If you're already struggling to keep your New Year's resolution, consider this: you might have picked the wrong one. People tend to make resolutions that don't reflect what matters to them most, Stanford University psychologist Dr. Kelly McGonigal said in a recent TED blog post.
"Even if that behavior could be very valuable and helpful -- like exercise -- if you start from the point of view of thinking about what it is you don't really want to do, it's very hard to tap into willpower if there's no really important 'want' driving it. The brain system of self-control has nothing to hold on to," McGonigal said.
McGonigal defines willpower from a cognitive science perspective.

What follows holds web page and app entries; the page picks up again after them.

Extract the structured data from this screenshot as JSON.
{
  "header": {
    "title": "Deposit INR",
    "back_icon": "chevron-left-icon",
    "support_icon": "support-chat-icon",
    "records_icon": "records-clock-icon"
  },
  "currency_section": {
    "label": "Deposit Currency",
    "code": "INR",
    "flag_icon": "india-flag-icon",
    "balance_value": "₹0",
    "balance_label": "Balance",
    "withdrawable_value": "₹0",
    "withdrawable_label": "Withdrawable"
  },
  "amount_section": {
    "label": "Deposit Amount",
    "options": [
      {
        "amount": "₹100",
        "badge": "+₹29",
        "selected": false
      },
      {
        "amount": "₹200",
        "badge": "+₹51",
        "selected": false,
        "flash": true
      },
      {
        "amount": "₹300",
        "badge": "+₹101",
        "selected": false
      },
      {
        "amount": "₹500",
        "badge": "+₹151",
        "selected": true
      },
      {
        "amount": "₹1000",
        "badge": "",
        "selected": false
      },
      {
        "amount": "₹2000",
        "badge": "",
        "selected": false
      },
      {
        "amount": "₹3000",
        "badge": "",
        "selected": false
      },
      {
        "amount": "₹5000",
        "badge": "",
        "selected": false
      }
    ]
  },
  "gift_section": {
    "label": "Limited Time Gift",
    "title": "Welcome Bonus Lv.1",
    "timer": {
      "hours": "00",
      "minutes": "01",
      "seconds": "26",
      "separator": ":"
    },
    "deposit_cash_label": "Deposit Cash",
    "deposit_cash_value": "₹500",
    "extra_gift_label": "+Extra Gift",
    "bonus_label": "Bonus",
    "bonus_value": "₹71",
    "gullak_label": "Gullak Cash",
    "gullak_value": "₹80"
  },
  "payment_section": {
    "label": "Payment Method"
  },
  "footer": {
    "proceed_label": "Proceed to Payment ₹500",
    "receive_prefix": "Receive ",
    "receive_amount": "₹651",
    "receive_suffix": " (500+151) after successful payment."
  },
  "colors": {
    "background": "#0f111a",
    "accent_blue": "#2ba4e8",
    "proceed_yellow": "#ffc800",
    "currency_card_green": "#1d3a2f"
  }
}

The human mind is full of competing systems -- for example, your ability to think in the short-term and in the long-term. "Willpower is the ability to align yourself with the brain system that is thinking about long-term goals," she said.
So if you're having trouble getting enthusiastic about the long-term gains from your resolution, you might want to rethink it. Here are three tips from McGonigal for mustering up the willpower to see your goals through.
1. Choose something that you actually want to do. Do not form a resolution that you feel completely averse to. Vowing to do something that you don't really care about is setting yourself up for failure.
2. Ask, what will you thank yourself for? "On January 1st, 2015, looking backwards -- what are you seriously going to be grateful that you did?" McGonigal posed. The answer to that question can help uncover a truly authentic goal.
3. Bribe yourself. When it comes to a something like exercise, your short-term and long-term thinking might not be aligned. How can you motivate yourself now for a later outcome? "Give yourself permission to do whatever you don't want to let yourself do -- like read trashy gossip magazines, or download a whole series of a TV show that you can plop on in front of you on the treadmill," McGonigal said.